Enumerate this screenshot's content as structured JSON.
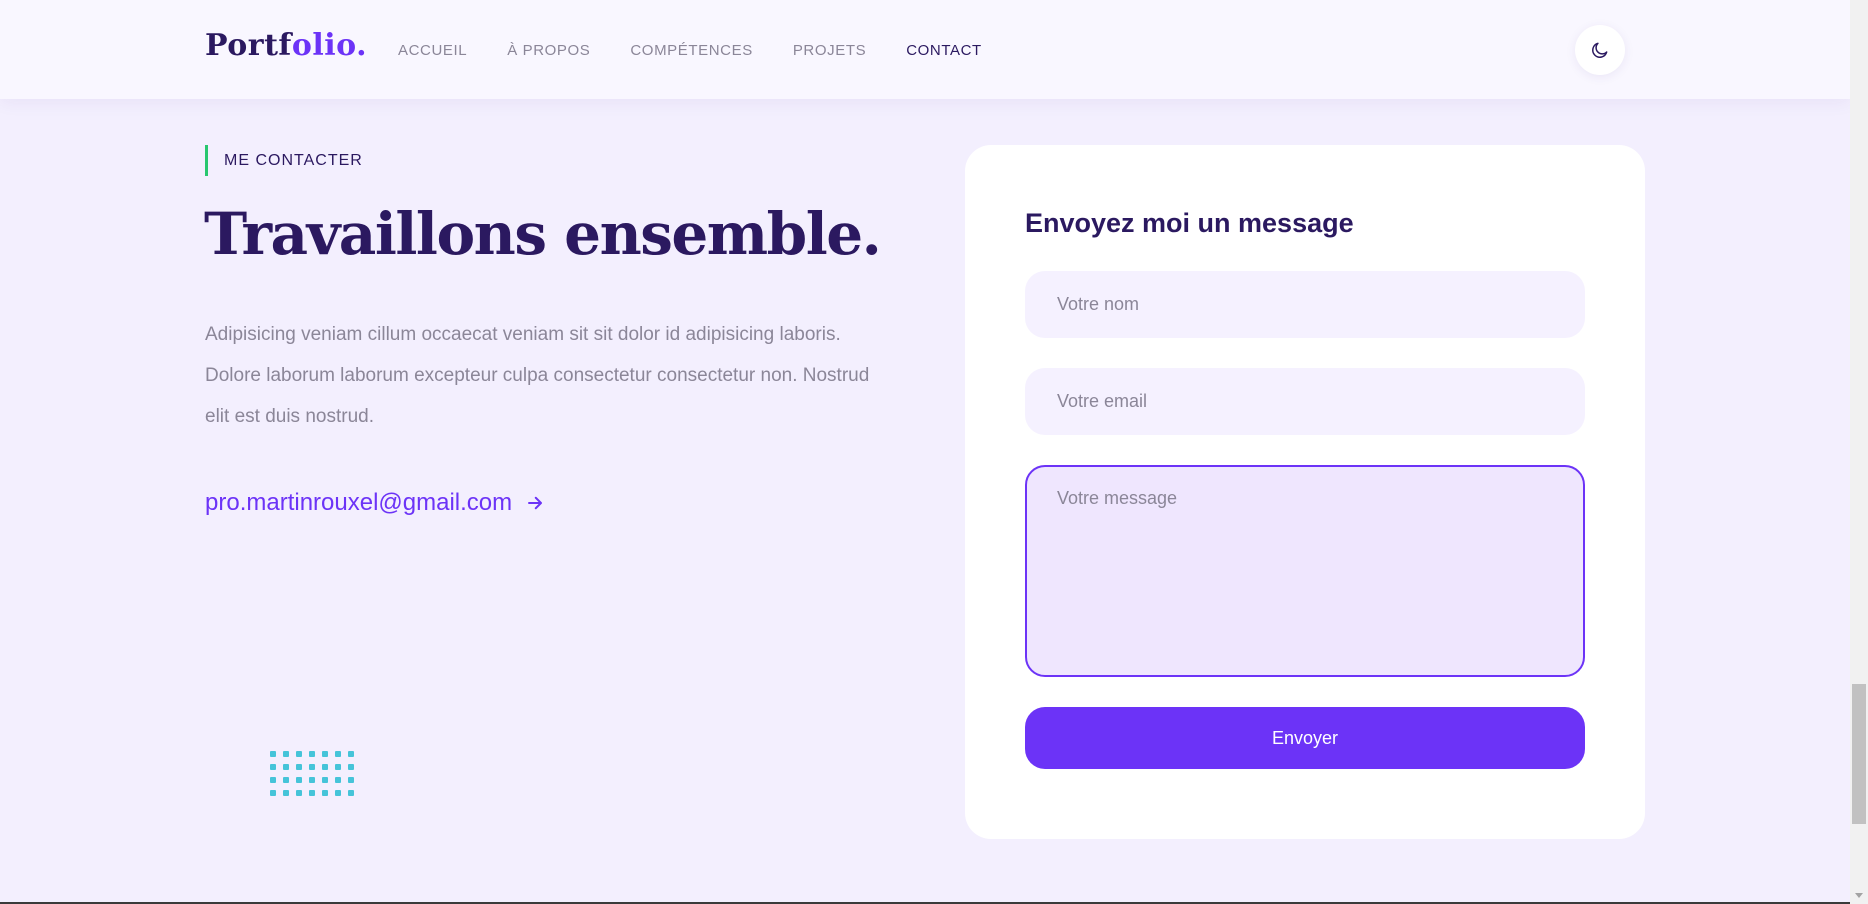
{
  "header": {
    "logo_main": "Portf",
    "logo_accent": "olio.",
    "nav": [
      "ACCUEIL",
      "À PROPOS",
      "COMPÉTENCES",
      "PROJETS",
      "CONTACT"
    ],
    "active_nav": "CONTACT",
    "theme_icon": "moon-icon"
  },
  "contact": {
    "eyebrow": "ME CONTACTER",
    "headline": "Travaillons ensemble.",
    "intro": "Adipisicing veniam cillum occaecat veniam sit sit dolor id adipisicing laboris. Dolore laborum laborum excepteur culpa consectetur consectetur non. Nostrud elit est duis nostrud.",
    "email": "pro.martinrouxel@gmail.com",
    "email_icon": "arrow-right-icon"
  },
  "form": {
    "title": "Envoyez moi un message",
    "name_placeholder": "Votre nom",
    "email_placeholder": "Votre email",
    "message_placeholder": "Votre message",
    "submit_label": "Envoyer"
  },
  "colors": {
    "brand": "#6c33f7",
    "heading": "#2b1960",
    "muted": "#8b8698",
    "eyebrow_bar": "#28c76f",
    "dots": "#45c4d9",
    "background": "#f3effe"
  }
}
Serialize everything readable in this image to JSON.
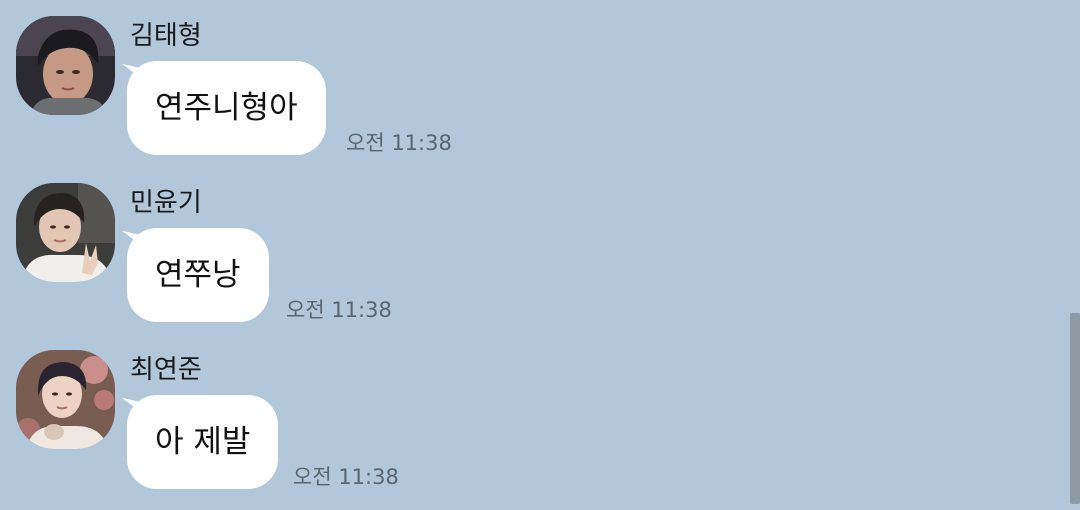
{
  "messages": [
    {
      "sender": "김태형",
      "text": "연주니형아",
      "time": "오전 11:38",
      "avatar_icon": "profile-photo-kim-taehyung"
    },
    {
      "sender": "민윤기",
      "text": "연쭈낭",
      "time": "오전 11:38",
      "avatar_icon": "profile-photo-min-yoongi"
    },
    {
      "sender": "최연준",
      "text": "아 제발",
      "time": "오전 11:38",
      "avatar_icon": "profile-photo-choi-yeonjun"
    }
  ],
  "colors": {
    "background": "#b2c7da",
    "bubble": "#ffffff",
    "timestamp": "#59666f",
    "scrollbar": "#8e9aa4"
  }
}
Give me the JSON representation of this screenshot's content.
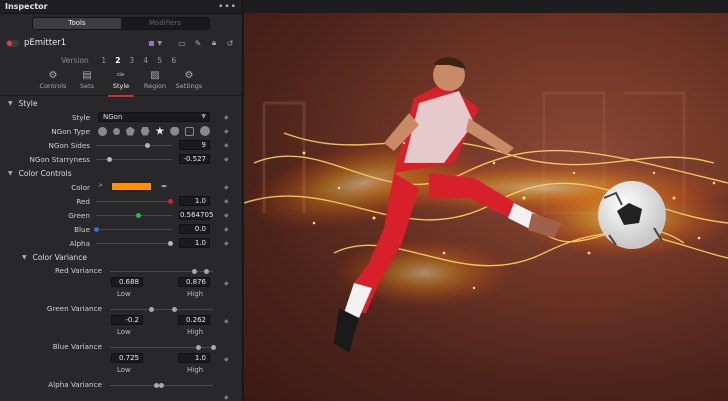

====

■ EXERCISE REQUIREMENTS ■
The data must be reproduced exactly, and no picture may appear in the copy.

■ OUTPUT FOR THIS TASK ■
Enumerate this screenshot's content as structured JSON.
{
  "header": {
    "logo_main": "Portf",
    "logo_accent": "olio.",
    "nav": [
      "ACCUEIL",
      "À PROPOS",
      "COMPÉTENCES",
      "PROJETS",
      "CONTACT"
    ],
    "active_nav": "CONTACT",
    "theme_icon": "moon-icon"
  },
  "contact": {
    "eyebrow": "ME CONTACTER",
    "headline": "Travaillons ensemble.",
    "intro": "Adipisicing veniam cillum occaecat veniam sit sit dolor id adipisicing laboris. Dolore laborum laborum excepteur culpa consectetur consectetur non. Nostrud elit est duis nostrud.",
    "email": "pro.martinrouxel@gmail.com",
    "email_icon": "arrow-right-icon"
  },
  "form": {
    "title": "Envoyez moi un message",
    "name_placeholder": "Votre nom",
    "email_placeholder": "Votre email",
    "message_placeholder": "Votre message",
    "submit_label": "Envoyer"
  },
  "colors": {
    "brand": "#6c33f7",
    "heading": "#2b1960",
    "muted": "#8b8698",
    "eyebrow_bar": "#28c76f",
    "dots": "#45c4d9",
    "background": "#f3effe"
  }
}
Serialize everything readable in this image to JSON.
{
  "messages": [
    {
      "sender": "김태형",
      "text": "연주니형아",
      "time": "오전 11:38",
      "avatar_icon": "profile-photo-kim-taehyung"
    },
    {
      "sender": "민윤기",
      "text": "연쭈낭",
      "time": "오전 11:38",
      "avatar_icon": "profile-photo-min-yoongi"
    },
    {
      "sender": "최연준",
      "text": "아 제발",
      "time": "오전 11:38",
      "avatar_icon": "profile-photo-choi-yeonjun"
    }
  ],
  "colors": {
    "background": "#b2c7da",
    "bubble": "#ffffff",
    "timestamp": "#59666f",
    "scrollbar": "#8e9aa4"
  }
}
Give me the JSON representation of this screenshot's content.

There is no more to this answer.